— Records excerpted from a collection —
*** Begin section ***

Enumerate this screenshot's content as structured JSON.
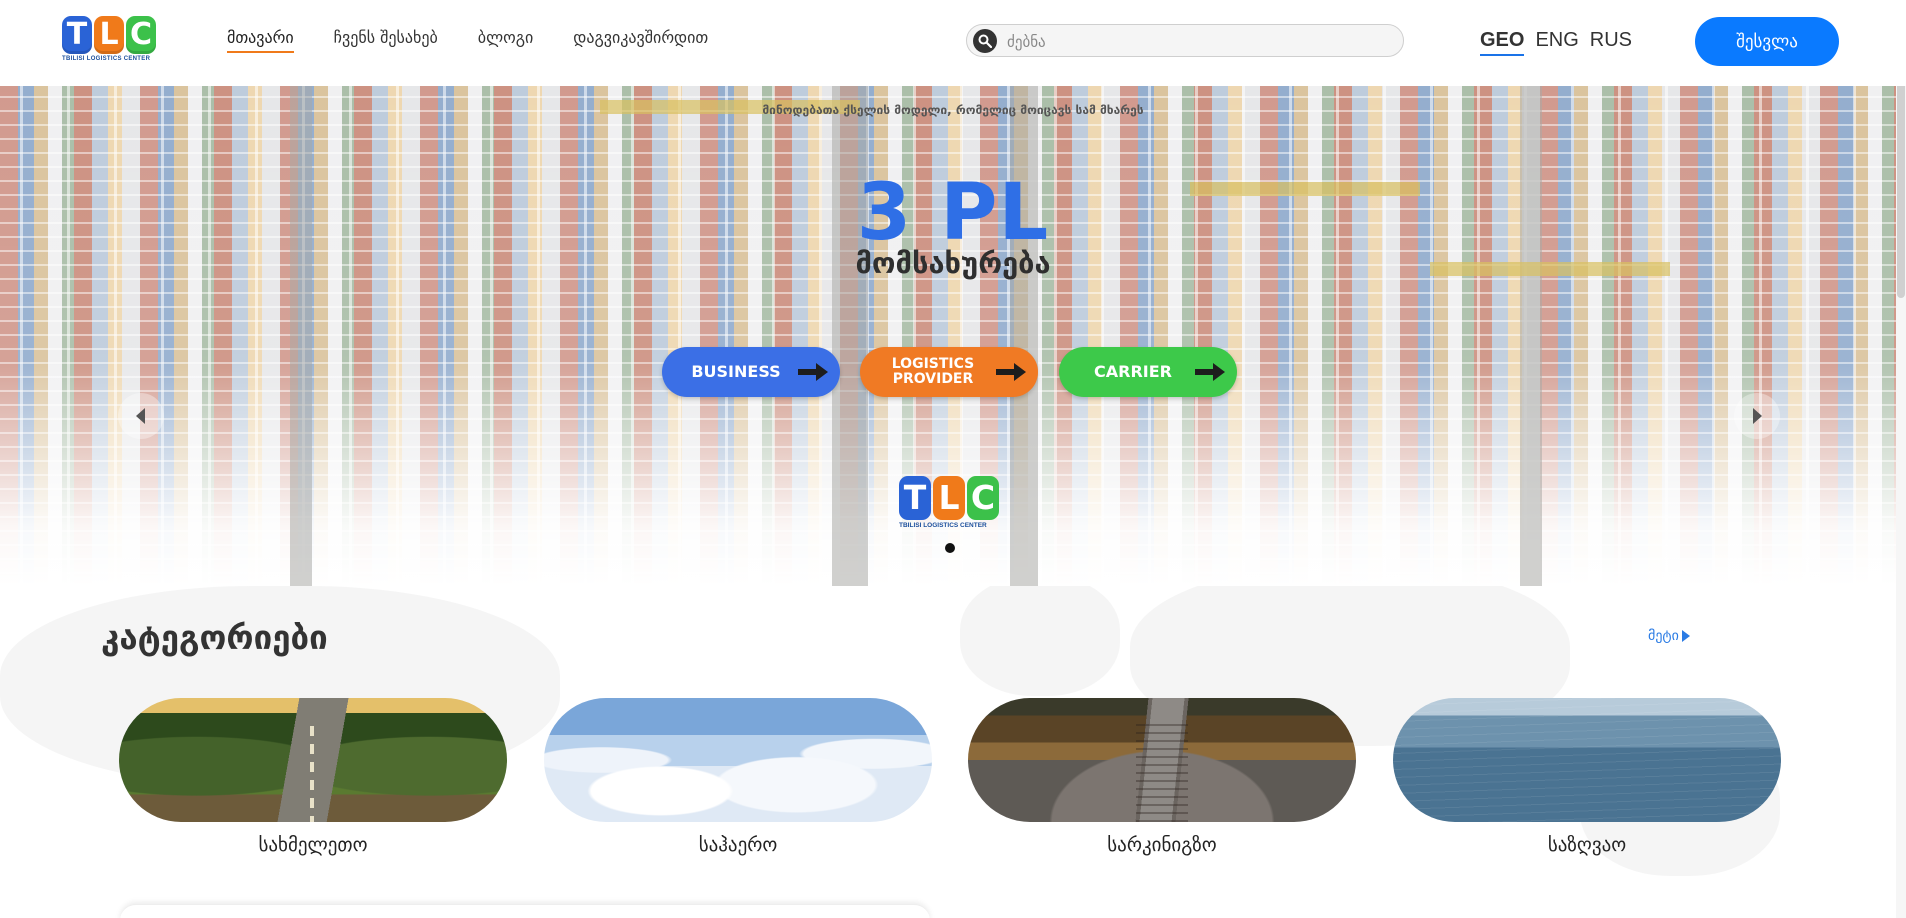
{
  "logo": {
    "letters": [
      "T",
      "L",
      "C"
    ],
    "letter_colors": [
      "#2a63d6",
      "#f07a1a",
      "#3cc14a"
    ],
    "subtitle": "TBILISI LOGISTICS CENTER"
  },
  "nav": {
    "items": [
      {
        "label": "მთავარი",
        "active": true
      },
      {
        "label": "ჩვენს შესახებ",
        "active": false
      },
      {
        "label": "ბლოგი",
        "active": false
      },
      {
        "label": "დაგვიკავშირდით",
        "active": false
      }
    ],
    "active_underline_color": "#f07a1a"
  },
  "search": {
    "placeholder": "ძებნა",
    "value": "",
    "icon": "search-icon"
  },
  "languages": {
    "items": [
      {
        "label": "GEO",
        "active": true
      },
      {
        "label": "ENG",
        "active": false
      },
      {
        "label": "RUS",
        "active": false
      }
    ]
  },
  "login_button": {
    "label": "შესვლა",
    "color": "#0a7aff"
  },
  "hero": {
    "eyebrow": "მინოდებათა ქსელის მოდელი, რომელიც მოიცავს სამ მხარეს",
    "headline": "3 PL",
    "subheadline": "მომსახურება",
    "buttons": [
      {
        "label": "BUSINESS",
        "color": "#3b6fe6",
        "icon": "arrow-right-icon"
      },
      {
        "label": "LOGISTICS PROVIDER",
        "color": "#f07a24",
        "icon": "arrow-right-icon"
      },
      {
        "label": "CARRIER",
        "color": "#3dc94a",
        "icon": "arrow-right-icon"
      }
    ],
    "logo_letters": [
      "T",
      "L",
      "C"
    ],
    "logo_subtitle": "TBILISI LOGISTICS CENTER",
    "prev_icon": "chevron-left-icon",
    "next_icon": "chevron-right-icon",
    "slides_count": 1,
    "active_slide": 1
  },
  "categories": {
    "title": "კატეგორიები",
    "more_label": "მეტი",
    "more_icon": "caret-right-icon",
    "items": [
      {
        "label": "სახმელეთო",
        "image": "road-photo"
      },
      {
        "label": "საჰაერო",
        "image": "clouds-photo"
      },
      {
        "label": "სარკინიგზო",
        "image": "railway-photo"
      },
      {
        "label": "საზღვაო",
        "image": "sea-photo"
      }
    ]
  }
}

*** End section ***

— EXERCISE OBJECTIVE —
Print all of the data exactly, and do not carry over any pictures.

— ANSWER SPACE —
Enumerate this screenshot's content as structured JSON.
{
  "logo": {
    "letters": [
      "T",
      "L",
      "C"
    ],
    "letter_colors": [
      "#2a63d6",
      "#f07a1a",
      "#3cc14a"
    ],
    "subtitle": "TBILISI LOGISTICS CENTER"
  },
  "nav": {
    "items": [
      {
        "label": "მთავარი",
        "active": true
      },
      {
        "label": "ჩვენს შესახებ",
        "active": false
      },
      {
        "label": "ბლოგი",
        "active": false
      },
      {
        "label": "დაგვიკავშირდით",
        "active": false
      }
    ],
    "active_underline_color": "#f07a1a"
  },
  "search": {
    "placeholder": "ძებნა",
    "value": "",
    "icon": "search-icon"
  },
  "languages": {
    "items": [
      {
        "label": "GEO",
        "active": true
      },
      {
        "label": "ENG",
        "active": false
      },
      {
        "label": "RUS",
        "active": false
      }
    ]
  },
  "login_button": {
    "label": "შესვლა",
    "color": "#0a7aff"
  },
  "hero": {
    "eyebrow": "მინოდებათა ქსელის მოდელი, რომელიც მოიცავს სამ მხარეს",
    "headline": "3 PL",
    "subheadline": "მომსახურება",
    "buttons": [
      {
        "label": "BUSINESS",
        "color": "#3b6fe6",
        "icon": "arrow-right-icon"
      },
      {
        "label": "LOGISTICS PROVIDER",
        "color": "#f07a24",
        "icon": "arrow-right-icon"
      },
      {
        "label": "CARRIER",
        "color": "#3dc94a",
        "icon": "arrow-right-icon"
      }
    ],
    "logo_letters": [
      "T",
      "L",
      "C"
    ],
    "logo_subtitle": "TBILISI LOGISTICS CENTER",
    "prev_icon": "chevron-left-icon",
    "next_icon": "chevron-right-icon",
    "slides_count": 1,
    "active_slide": 1
  },
  "categories": {
    "title": "კატეგორიები",
    "more_label": "მეტი",
    "more_icon": "caret-right-icon",
    "items": [
      {
        "label": "სახმელეთო",
        "image": "road-photo"
      },
      {
        "label": "საჰაერო",
        "image": "clouds-photo"
      },
      {
        "label": "სარკინიგზო",
        "image": "railway-photo"
      },
      {
        "label": "საზღვაო",
        "image": "sea-photo"
      }
    ]
  }
}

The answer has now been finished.